Don Godlevski *+
Lloyd M. Hoff
Ronald Walton
Verna Trestrail
Elaine Shilts
Cora Shultz

Cello
Vera Rink *
Priscilla Kester
Janet Arnold +
Shirley Ash
Guy Rumsey +
Ardon Denlinger +

Bass
Clyde Holsinger *
David McCormick
Waneta Showalter
Larry McCormic +
Raymond Stokes +

Flute
Irvin Hoff *
Nancy Hoff +
Janice Briner +
Alice Royer +
Dorene Eltzroth +
Oboe
Shirley Detrick *+
Mary Jane Merkle
Elaine Wear +

Clarinet
Jerry Royer *+
John Whitwer
Rosemary Bolinger

Bassoon
Hugo Fox *
Gloria Samuelson +

Saxophone
Maxine Stands +

Horn
Joan Whitacre *+
Phil Shellhaas +
Albert Trestrail
Clair Kuszmaul +
Bernard Butt +

Trumpet
Paul Miller *+
Jan Melvin +
Ralph Bushong +

Trombone
Gerald Miller *
Bobb Keaffaber +
Joel Haney (Bass)

Tuba
David Eberly

Timpani
Louella Rasor

Percussion
Sally Johnson
Kenneth Bush +
John Sprinkle +

Piano (Harp)
Marlene Brenneman +

* Denotes principal
+ Denotes MC student
       
 
Robert CocherilleMr. Cocherille, who now makes his home in Ft. Wayne, is a veteran of many appearances on both the concert and dramatic stage, radio and television. During the past summer season he was featured in Oklahoma and Finian's Rainbow, two of the outstanding musicals produced by the Festival Music Theatre in Ft. Wayne.

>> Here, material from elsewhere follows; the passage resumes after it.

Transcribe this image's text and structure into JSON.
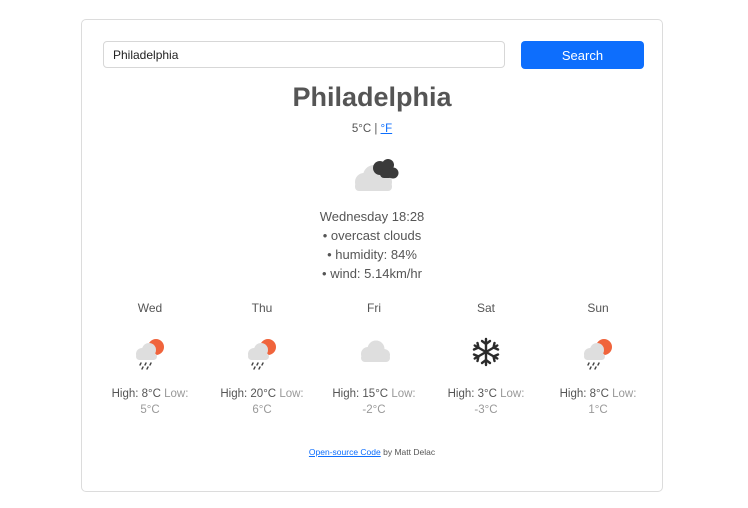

A versatile dramatic actor, Cocherille starred in the role of David Slater in The Moon Is Blue at the close of the Ft. Wayne Civic Theatre's 1954-55 season -- a role which brought him one of the coveted Anthony Awards as best male actor of the year. He was a personal friend of the late Sigmund Romberg and has appeared in many of the famous composer's best known musical hits, including The Desert Song, The New Moon, The Student Prince, My Maryland, and many others. Following graduation from Ohio State University, Bob Cocherille spent two seasons with the Chicago Civic Opera Company. Later engagements have taken his brilliant baritone voice to Carnegie Hall, New York, the famous Greek Theatre, Hollywood, and appearances with light opera companies in Detroit, Pittsburgh, and Columbus.

Mr. William Luhman, director of Ft. Wayne's famous Capehart Choraleers, has at an early age distinguished himself in the world of music. He studied piano for 12 years and upon entering Purdue University was selected as accompanist for all the Purdue musical organizations and was named assistant to Director Albert P. Stewart, a position he held until 1948 when he resigned to complete his formal education. In the summer of 1950 he was piano soloist and assistant conductor of the Purdue Glee Club during its concert tour of Europe. He performed at eleven colleges and universities in England, France, Luxembourg, and Germany. North Manchester residents may recall the Luhman appeared here with the Purdue Glee Club on no less than six occasions.
 
 
The Manchester College String Symphony is pleased to announce a special treat is in store for music lovers of this area. Mr. Mishel Piastro, conductor of the Longines Symphonette and concertmaster under Toscanini and teh NBC symphony for 11 years, has been invited by Professor Stinebaugh to be on campus as gueat conductor and soloist for the 10th Annual String Festival. This occasion on Saturday, March 17, 1956, will bring hundreds of people to hear and see this great artist.

The Symphony Society wishes to express appreciation for the new record set in Symphony Sponsorships this 17th Season.

The second concert of the season will be on Sunday afternoon, February 19, and plans are underway for a very interesting program designed primarily for the young people in this and neighboring communities. The final concert is scheduled for May 6, 1956.